Information given:

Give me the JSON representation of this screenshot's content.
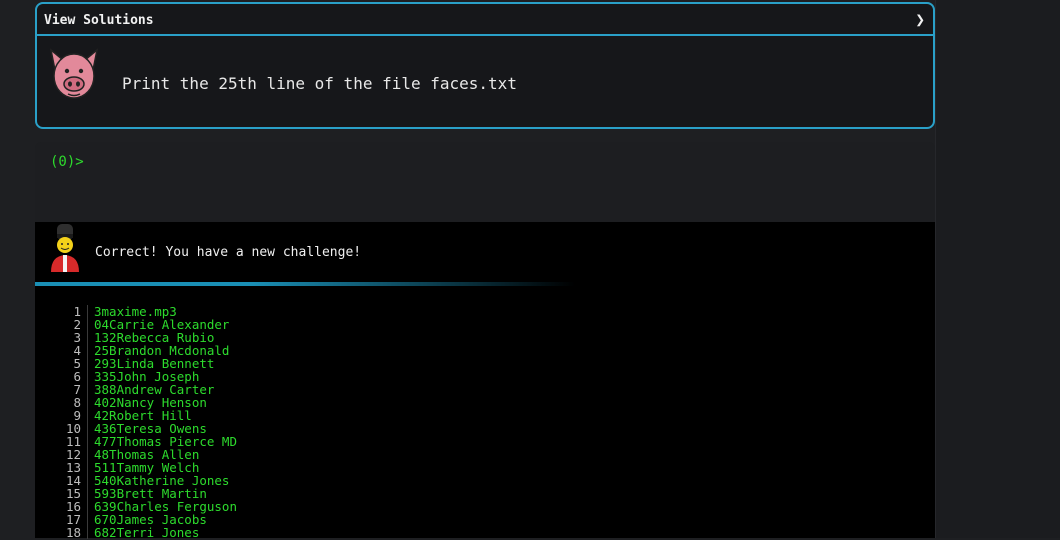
{
  "challenge": {
    "header": "View Solutions",
    "chevron": "❯",
    "icon": "pig-face-icon",
    "text": "Print the 25th line of the file faces.txt"
  },
  "terminal": {
    "prompt": "(0)>"
  },
  "result": {
    "icon": "royal-guard-icon",
    "message": "Correct! You have a new challenge!"
  },
  "lines": [
    {
      "n": "1",
      "text": "3maxime.mp3"
    },
    {
      "n": "2",
      "text": "04Carrie Alexander"
    },
    {
      "n": "3",
      "text": "132Rebecca Rubio"
    },
    {
      "n": "4",
      "text": "25Brandon Mcdonald"
    },
    {
      "n": "5",
      "text": "293Linda Bennett"
    },
    {
      "n": "6",
      "text": "335John Joseph"
    },
    {
      "n": "7",
      "text": "388Andrew Carter"
    },
    {
      "n": "8",
      "text": "402Nancy Henson"
    },
    {
      "n": "9",
      "text": "42Robert Hill"
    },
    {
      "n": "10",
      "text": "436Teresa Owens"
    },
    {
      "n": "11",
      "text": "477Thomas Pierce MD"
    },
    {
      "n": "12",
      "text": "48Thomas Allen"
    },
    {
      "n": "13",
      "text": "511Tammy Welch"
    },
    {
      "n": "14",
      "text": "540Katherine Jones"
    },
    {
      "n": "15",
      "text": "593Brett Martin"
    },
    {
      "n": "16",
      "text": "639Charles Ferguson"
    },
    {
      "n": "17",
      "text": "670James Jacobs"
    },
    {
      "n": "18",
      "text": "682Terri Jones"
    }
  ],
  "colors": {
    "accent": "#2aa0c8",
    "terminal_green": "#2ddb2d"
  }
}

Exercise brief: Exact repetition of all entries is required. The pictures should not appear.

Solution for this problem:
Give me the JSON representation of this screenshot's content.
{
  "challenge": {
    "header": "View Solutions",
    "chevron": "❯",
    "icon": "pig-face-icon",
    "text": "Print the 25th line of the file faces.txt"
  },
  "terminal": {
    "prompt": "(0)>"
  },
  "result": {
    "icon": "royal-guard-icon",
    "message": "Correct! You have a new challenge!"
  },
  "lines": [
    {
      "n": "1",
      "text": "3maxime.mp3"
    },
    {
      "n": "2",
      "text": "04Carrie Alexander"
    },
    {
      "n": "3",
      "text": "132Rebecca Rubio"
    },
    {
      "n": "4",
      "text": "25Brandon Mcdonald"
    },
    {
      "n": "5",
      "text": "293Linda Bennett"
    },
    {
      "n": "6",
      "text": "335John Joseph"
    },
    {
      "n": "7",
      "text": "388Andrew Carter"
    },
    {
      "n": "8",
      "text": "402Nancy Henson"
    },
    {
      "n": "9",
      "text": "42Robert Hill"
    },
    {
      "n": "10",
      "text": "436Teresa Owens"
    },
    {
      "n": "11",
      "text": "477Thomas Pierce MD"
    },
    {
      "n": "12",
      "text": "48Thomas Allen"
    },
    {
      "n": "13",
      "text": "511Tammy Welch"
    },
    {
      "n": "14",
      "text": "540Katherine Jones"
    },
    {
      "n": "15",
      "text": "593Brett Martin"
    },
    {
      "n": "16",
      "text": "639Charles Ferguson"
    },
    {
      "n": "17",
      "text": "670James Jacobs"
    },
    {
      "n": "18",
      "text": "682Terri Jones"
    }
  ],
  "colors": {
    "accent": "#2aa0c8",
    "terminal_green": "#2ddb2d"
  }
}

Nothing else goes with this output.